Research efforts also encompass a wide array of tumor models and cancer patients, all with a shared goal: to gain information on how the immune response is paralyzed in numerous tumors, paving the way for innovative strategies to stimulate cancer-specific immunity, and to test groundbreaking immunotherapies designed to target and eliminate tumors effectively. Notably, immunological research conducted at the DBM is also responsible for a pioneering approach for eradicating leukemic cells without affecting healthy bone marrow stem cells, and for the molecular and functional characterization of genetic changes that lead to inborn errors of immunity.
The scientific activity is complemented by seminars and meetings organized within the department, involving students and scientists at all levels. The DBM also offers an EU-funded Ph.D. program in Immunology, a Ph.D. program in Biology, and an MD-Ph.D. program. A strong sense of scientific community is nurtured by weekly Immunomeetings, in which all scientists with a focus on immunology are invited to participate. All these activities are coordinated by the University of Basel Immunology Community Group (uBICO), which also orchestrates various activities. Among these, uBiCO coordinates the annual meeting of all Immunology Research Groups, the Ph.D. Club, where Ph.D. students present their projects, and invites distinguished guest speakers to visit our department.
Research Groups Immunology and Infectious Diseases
|Apostolova Petya, Prof. Dr. med.
|Blood Cancer Biology and Immunotherapy
|Beltra Jean-Christophe Ph.D.
|Immunobiology and Immunotherapy
|Berger Christoph, PD Dr. med.
|Bernsmeier Christine Prof. Dr.
|Binder Mascha, Prof. Dr. med.
|Boeck Lucas, Dr.
|Pulmonary Infection Biology
|Cavelti-Weder Claudia, PD Dr. med.
|De Libero Gennaro, Prof. Dr. med.
|Derfuss Tobias, Prof. Dr. med.
|Donath Marc, Prof. Dr. med.
|Filipowicz Sinnreich Magdalena, PD Dr.
|Finke Daniela, Prof. Dr.
|Hartmann Karin, Prof. Dr. med.
|Allergy and Immunity
|Heim Markus, Prof. Dr. med.
|Hess Christoph, Prof. Dr. med.
|Hirsch Hans H., Prof. Dr. med.
|Transplantation and Clinical Virology
|Holländer Georg, Prof. Dr.
|Hutter Gregor, Prof. Dr. med
|Brain Tumor Immunotherapy and Biology
|Jeker Lukas, Prof. Dr.
|Molecular Immune Regulation
|Khanna Gremmelmaier Nina, Prof. Dr. med.
|King Carolyn, Prof. Dr.
|Kuhle Jens, Prof. Dr. med.
|Kyburz Diego, Prof. Dr. med.
|Läubli Heinz, Prof. Dr. med.
|Mehling Matthias, PD Dr. med.
|Niess Jan, Prof. Dr. med.
|Pinschewer Daniel, Prof. Dr. med.
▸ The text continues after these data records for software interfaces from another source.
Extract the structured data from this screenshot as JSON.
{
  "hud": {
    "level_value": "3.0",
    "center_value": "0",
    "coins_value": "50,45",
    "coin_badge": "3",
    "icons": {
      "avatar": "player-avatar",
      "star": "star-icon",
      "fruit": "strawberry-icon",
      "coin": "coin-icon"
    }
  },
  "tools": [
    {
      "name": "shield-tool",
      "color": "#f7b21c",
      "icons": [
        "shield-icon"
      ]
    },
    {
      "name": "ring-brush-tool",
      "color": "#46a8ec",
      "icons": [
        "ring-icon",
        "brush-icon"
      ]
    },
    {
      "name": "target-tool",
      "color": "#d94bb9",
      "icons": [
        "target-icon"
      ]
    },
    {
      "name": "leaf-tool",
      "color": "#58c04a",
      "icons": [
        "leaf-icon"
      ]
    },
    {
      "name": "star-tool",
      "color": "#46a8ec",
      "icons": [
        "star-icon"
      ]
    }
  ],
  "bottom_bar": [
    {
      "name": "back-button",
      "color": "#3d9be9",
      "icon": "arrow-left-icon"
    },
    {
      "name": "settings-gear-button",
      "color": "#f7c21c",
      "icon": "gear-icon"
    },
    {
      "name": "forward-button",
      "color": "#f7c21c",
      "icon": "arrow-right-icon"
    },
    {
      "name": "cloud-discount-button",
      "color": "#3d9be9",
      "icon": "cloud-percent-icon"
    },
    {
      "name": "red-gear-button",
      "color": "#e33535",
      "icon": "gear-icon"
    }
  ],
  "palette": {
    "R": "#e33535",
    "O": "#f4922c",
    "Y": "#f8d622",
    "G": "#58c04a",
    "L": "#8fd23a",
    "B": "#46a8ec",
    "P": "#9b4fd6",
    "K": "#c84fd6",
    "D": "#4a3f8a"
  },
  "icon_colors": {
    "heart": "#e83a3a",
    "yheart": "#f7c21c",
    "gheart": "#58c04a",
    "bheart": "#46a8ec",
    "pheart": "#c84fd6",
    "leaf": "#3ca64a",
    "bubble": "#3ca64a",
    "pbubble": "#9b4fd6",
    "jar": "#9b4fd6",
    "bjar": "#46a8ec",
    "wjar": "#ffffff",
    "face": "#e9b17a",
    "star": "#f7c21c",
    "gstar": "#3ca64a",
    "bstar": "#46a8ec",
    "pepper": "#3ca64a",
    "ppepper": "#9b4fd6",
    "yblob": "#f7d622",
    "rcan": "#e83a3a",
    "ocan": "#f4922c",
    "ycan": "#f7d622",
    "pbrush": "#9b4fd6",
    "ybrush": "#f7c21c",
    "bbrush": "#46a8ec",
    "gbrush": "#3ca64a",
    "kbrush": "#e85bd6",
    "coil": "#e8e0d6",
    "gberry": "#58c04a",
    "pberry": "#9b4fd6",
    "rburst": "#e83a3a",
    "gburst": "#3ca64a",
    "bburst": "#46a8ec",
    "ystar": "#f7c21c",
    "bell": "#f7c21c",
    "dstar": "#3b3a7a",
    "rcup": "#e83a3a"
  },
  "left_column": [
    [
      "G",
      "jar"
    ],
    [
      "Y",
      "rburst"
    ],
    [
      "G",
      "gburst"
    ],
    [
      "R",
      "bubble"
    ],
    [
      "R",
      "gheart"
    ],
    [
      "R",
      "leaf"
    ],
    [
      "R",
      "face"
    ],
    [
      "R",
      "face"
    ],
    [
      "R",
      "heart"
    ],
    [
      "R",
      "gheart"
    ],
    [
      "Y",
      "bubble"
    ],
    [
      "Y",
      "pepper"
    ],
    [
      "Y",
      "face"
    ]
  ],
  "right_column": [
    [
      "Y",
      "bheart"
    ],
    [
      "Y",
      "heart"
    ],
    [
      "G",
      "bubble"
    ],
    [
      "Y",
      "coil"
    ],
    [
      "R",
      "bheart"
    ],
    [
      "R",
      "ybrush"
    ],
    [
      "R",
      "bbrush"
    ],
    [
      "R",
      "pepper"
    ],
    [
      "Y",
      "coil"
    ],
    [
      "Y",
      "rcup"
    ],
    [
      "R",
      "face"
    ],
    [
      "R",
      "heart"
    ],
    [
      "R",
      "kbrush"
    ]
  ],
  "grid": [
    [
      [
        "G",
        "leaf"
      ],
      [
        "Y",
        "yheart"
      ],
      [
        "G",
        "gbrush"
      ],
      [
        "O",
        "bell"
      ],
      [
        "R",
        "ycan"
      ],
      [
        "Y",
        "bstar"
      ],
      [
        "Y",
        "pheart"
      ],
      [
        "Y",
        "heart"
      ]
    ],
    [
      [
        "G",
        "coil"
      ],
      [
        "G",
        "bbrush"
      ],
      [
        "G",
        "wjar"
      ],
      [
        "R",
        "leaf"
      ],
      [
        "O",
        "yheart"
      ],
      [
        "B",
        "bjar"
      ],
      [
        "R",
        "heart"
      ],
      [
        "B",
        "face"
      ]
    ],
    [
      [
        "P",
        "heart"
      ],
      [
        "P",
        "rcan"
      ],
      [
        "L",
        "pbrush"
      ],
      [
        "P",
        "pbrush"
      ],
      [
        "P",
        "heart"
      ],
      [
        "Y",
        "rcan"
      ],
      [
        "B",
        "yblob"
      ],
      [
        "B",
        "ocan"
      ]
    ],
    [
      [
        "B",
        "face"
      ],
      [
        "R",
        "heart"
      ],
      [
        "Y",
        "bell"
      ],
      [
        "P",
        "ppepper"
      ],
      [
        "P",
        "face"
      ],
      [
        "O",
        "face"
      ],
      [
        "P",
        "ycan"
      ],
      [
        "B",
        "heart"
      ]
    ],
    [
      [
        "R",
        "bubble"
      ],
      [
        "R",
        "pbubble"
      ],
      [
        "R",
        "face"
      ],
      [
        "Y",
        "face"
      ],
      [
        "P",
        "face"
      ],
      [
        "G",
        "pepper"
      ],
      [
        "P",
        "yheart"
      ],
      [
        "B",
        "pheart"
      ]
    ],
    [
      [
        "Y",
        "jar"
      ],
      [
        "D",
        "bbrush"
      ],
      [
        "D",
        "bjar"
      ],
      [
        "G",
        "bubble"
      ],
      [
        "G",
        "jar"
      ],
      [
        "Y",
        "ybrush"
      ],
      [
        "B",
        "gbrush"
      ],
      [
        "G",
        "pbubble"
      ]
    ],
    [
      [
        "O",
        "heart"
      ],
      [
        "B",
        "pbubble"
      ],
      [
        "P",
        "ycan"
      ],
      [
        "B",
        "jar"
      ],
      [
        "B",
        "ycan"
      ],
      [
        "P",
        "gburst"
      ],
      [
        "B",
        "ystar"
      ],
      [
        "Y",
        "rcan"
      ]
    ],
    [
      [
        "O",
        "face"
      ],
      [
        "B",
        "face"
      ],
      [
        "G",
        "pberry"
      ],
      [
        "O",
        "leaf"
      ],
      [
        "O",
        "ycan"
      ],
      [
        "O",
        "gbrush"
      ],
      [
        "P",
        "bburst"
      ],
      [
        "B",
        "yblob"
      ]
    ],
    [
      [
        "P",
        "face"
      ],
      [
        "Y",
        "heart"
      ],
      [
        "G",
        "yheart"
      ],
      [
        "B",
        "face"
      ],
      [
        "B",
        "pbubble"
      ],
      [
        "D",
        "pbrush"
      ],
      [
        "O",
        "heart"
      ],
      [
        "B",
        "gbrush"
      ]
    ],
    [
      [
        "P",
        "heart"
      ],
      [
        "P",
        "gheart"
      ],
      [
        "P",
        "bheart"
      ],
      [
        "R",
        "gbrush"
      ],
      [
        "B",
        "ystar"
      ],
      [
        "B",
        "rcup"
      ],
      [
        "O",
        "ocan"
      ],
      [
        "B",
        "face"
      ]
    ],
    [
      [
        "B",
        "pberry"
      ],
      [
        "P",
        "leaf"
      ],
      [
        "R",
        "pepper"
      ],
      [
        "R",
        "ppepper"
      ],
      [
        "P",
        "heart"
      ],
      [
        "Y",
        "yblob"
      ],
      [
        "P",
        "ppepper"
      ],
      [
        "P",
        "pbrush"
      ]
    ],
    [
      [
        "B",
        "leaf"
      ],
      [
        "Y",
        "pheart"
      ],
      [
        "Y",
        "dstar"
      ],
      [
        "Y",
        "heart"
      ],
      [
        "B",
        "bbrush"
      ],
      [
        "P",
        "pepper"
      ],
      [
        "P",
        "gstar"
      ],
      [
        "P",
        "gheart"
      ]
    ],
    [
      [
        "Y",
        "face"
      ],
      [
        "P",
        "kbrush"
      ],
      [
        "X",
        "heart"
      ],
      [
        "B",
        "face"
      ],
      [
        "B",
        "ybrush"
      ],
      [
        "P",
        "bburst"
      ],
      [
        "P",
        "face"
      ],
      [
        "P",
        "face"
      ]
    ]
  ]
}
|Pröbstel Anne-Katrin, Prof. Dr. med.
|Recher Mike, Prof. Dr. med.
|Schaeren-Wiemers Nicole, Prof. Dr.
|Timper Katharina, Prof. Dr. med.
|Trendelenburg Marten, Prof. Dr. med.
|Zippelius Alfred, Prof. Dr. med.